False: Pursue a dream at any costs.
I know that sounds cold...but I'm sorry to say...Dream sellers like Sallie Mae have a very steep price to pay to follow a dream.
HOWEVER...there are ways around pricey educations.
As I said before, you have to figure yourself out at heart. And it varies person to person. Some have an idea by 16-17 and that's wonderful. But don't feel guilty if you don't have a clue on what to do by 22. No matter what anyone says, don't feel guilty if you haven't figured it out by 30.
So...basically, here is what I suggest.
Figure out a dream or dreams that you have. And goals. To me, a dream can be anything from being a rock star to pursuing engineering. A goal, could be simple, owning your own home, having a family...having a summer and winter home perhaps.
Try to make the dream realistic.
Not saying you won't be a rock star or an actor, but just know that even rock stars and actors had a job like everyone else.
If you have an idea for a career, get in contact with several people in the field. Don't just stick with one, go with several. Remember to ask how they started out, what they did and what they recommend.
Same works for when you're in college, never be afraid to ask a professor what his/her path had been in the field.

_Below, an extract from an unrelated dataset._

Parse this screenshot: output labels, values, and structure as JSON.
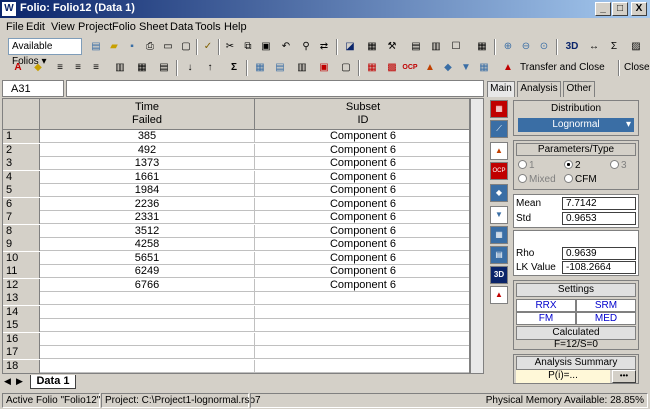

Now, I do have to warn you about some professions and schools. For example, careers in art and culinary fields. With shows like Emeril and Iron Chef, some believe they'll go to special culinary school on loans and come out with their own tv show. Only, it's not the case as the field is high competitive and a graduate will find him or herself stuck in a low paying job and struggle to repay the loan.
However, I know of a friend who just went to a vocational school after high school, did her years there and worked her way through the kitchens to attain her status as chef. And she did it without going to a high priced school.
In my case, I had once thought about majoring in graphic design so I went to a high priced art school. The path didn't work out. However, a friend of mine went to a state school for design, nearly 14,000 dollar tuition difference, graduated and eventually was hired as a lead designer for a company. I know many others from the high priced school who didn't even get that.
I firmly apply that to writing as well. I look through writing magazines and see these expensive courses and classes for writers. I know for a fact that the likes of Stephen King did not sign up for expensive classes. Stories come from within and there is no teacher that can just place an imaginative story at your finger tips.
So, just explore all options for a dream, even if it begins at a community college, technical or vocational school or even if you have to wait a little bit for a dream to come.
But if you must pursue a dream at an exclusive high priced school, like Stanford or Harvard or Rhode Island School of Design...well, there are options for that too.
Don't let Sallie Mae sell you a false dream...go out and find those other options. And sometimes, options are in form of scholarships and grants!